Hello! A nice surprise of my new job was the suite of four lovely rooms at Town Hall that have traditionally been set aside for the exclusive use of the Lord Mayor. After a few months in the job it felt a bit silly having one woman rattling around in so much space, so I decided to open the Henry Hunter Room (that sits within the Lord Mayor’s suite of rooms) to the public during weekdays.
Henry Hunter was the young architect that won a design competition for Hobart’s Town Hall in 1864. The new public room is a comfortable and quiet space that we have set up as a ‘Reading Room’, with daily newspapers, children’s books and some Council documents. There is also free public wifi and public toilets.
Early visitors to the new 'Henry Hunter Reading Room' were bookshop owners Clive Tilsley (Fullers) and Zan Boag (Poet Store).
Please drop in during business hours if you'd like a quiet spot to sit, meet a friend, read or study in the city.
Hobart City Deal slow to start
On 24 February, I joined the Mayors of Hobart, Kingborough, Clarence and Glenorchy to sign the ‘Greater Hobart City Deal’. We did so with mixed feelings – on one hand it was the start of a new era of city cooperation, but on the other it’s fair to say that so far, the process and outcomes have not lived up to our expectations.
‘City Deals’ are a good idea adopted from the UK where all three levels of government agree on long-term action and funding priorities for a city.
As a result of this new deal there will now be a permanent body established that will bring the four Mayors together with State and Federal Ministers several times a year.
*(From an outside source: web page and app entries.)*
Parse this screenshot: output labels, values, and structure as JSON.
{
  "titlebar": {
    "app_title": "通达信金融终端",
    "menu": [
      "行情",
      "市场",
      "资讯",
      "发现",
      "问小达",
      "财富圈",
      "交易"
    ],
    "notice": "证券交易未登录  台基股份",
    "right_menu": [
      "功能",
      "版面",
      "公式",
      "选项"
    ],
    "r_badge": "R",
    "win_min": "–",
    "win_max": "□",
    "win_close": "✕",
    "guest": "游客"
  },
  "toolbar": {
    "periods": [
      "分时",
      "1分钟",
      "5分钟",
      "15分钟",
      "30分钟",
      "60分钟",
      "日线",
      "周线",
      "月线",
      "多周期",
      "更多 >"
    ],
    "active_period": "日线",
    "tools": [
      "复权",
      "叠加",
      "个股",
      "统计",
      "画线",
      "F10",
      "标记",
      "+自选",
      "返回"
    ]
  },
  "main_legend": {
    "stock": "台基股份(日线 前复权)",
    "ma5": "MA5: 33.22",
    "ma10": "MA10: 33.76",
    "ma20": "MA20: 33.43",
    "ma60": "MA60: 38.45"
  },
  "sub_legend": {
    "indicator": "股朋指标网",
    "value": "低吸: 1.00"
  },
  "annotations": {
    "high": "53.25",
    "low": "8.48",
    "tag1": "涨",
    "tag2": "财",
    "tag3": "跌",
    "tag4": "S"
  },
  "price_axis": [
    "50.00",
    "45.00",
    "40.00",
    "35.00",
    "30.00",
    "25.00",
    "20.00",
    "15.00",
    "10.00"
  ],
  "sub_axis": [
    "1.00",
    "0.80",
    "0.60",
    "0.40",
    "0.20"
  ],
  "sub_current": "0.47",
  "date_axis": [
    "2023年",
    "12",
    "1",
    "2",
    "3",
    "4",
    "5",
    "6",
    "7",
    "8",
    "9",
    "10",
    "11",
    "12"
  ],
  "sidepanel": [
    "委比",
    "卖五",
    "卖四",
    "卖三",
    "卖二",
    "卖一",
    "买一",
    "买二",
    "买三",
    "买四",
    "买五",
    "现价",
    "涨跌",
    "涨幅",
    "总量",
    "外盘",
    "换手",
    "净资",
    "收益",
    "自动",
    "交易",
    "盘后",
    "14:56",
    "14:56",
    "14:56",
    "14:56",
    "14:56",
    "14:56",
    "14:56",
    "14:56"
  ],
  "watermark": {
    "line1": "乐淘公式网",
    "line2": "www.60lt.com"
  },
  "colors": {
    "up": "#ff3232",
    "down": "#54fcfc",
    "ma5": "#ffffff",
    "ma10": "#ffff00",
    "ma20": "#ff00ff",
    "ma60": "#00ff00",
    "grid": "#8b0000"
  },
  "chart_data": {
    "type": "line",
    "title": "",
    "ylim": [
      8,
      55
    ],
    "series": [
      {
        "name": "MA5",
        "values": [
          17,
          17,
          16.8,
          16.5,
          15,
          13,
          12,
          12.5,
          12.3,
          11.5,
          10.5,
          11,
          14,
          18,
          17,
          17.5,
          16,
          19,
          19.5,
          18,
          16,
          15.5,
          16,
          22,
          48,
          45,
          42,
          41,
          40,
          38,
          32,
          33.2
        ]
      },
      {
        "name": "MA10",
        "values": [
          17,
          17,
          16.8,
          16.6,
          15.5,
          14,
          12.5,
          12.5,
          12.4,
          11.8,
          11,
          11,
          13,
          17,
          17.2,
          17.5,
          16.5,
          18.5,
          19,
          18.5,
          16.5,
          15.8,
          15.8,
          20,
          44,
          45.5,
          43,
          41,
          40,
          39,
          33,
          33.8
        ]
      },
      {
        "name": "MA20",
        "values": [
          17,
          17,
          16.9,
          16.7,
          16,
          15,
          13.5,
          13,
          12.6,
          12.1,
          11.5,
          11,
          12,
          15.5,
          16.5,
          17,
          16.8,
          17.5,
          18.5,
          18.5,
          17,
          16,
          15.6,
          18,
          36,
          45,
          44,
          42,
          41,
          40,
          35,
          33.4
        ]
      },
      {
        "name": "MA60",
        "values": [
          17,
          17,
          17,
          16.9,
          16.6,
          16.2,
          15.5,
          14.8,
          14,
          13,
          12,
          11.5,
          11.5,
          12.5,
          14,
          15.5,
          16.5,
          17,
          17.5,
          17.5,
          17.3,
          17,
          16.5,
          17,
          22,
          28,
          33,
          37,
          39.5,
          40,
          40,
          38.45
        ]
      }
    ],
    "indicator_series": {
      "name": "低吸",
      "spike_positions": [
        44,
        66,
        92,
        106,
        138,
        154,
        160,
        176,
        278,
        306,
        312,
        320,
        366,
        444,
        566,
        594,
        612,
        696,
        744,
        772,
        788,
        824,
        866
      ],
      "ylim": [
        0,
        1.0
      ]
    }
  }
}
Out of this I hope we identify more ways to collaborate.
After the local government election, the four Mayors got together and tried to make the draft deal we were given more focused on delivering better public transport and affordable housing. But it was pretty clear that the Federal Government were running their own show.
The process was secretive, with the final draft of the document provided to us on the Saturday afternoon before the signing on Sunday morning. The inclusion of a funding package for Antarctic research stations in the City Deal was added without the Mayors' knowledge or agreement.
In the spirit of collaboration we of course signed the agreement, but we have made it very clear that while the plan flags all the key issues and projects there is not enough money and detail at this stage to see projects delivered over the 10 year life of the deal.
On the positive side, it is a coherent document to guide development of Greater Hobart, and the next step is to negotiate the ‘Implementation Plan’ which will ensure the identified projects are delivered.
Capital City Mayors talk climate change
In mid-March, Hobart is hosting a meeting of the Capital City Lord Mayors group.
The aim is to discuss a range of policy issues affecting Australia’s main cities.
I'm thrilled to be the 2019 Chairperson of this network of Mayors. The group has been operating since 1957.
As part of the meeting in Hobart, we'll be hosting a public lunchtime forum that's open for everyone.
The Forum will hear from three Mayors about the inspiring climate change action being taken by Australian capital cities.
I would love to see you at the Forum – it's at Hobart Town Hall at 1.15pm on Friday 15 March (for those of you keen to go to the School Strike event at Parliament Lawns, you may like to start there at 12pm and then come to the Mayor’s Forum at 1.15pm).
Building heights and industry lobbyists
Lobbying plays a critical role in our representative democracy. The range of issues that Councils deal with every day means that hearing from affected parties can help to improve decision-making.
However, lobbying also presents dangers. There is potential for local government to be captured by special interests, and for powerful voices to dominate and skew good city planning.
In Australia, the Property Council and its state branches employ well-funded, full-time lobbyists who represent large property owners, developers and real estate interests.
Their job is to lobby for more generous regulatory settings that will deliver higher profits for their 2200 member companies across the country.
The Hobart City Council is of particular interest to the Property Council’s Tasmanian branch, because their members have more significant investments in the central Hobart area than in other locations around the state.
In recent months, Hobart City Council has been discussing the need for firmer height limits to provide certainty and protect our much-loved and economically valuable heritage character.
During that time, the Property Council of Tasmania has been our constant companion.
Read more...(this article was published in The Mercury, 2 March 2019)
Authorised by Anna Reynolds, Town Hall, Hobart.
You have received this newsletter because you requested it, we've been in touch about Council business, or your email address was on my earlier campaign mailing list. To change any details, please update your subscription preferences. If you don't wish to receive further newsletters, you can unsubscribe from this list. Thanks!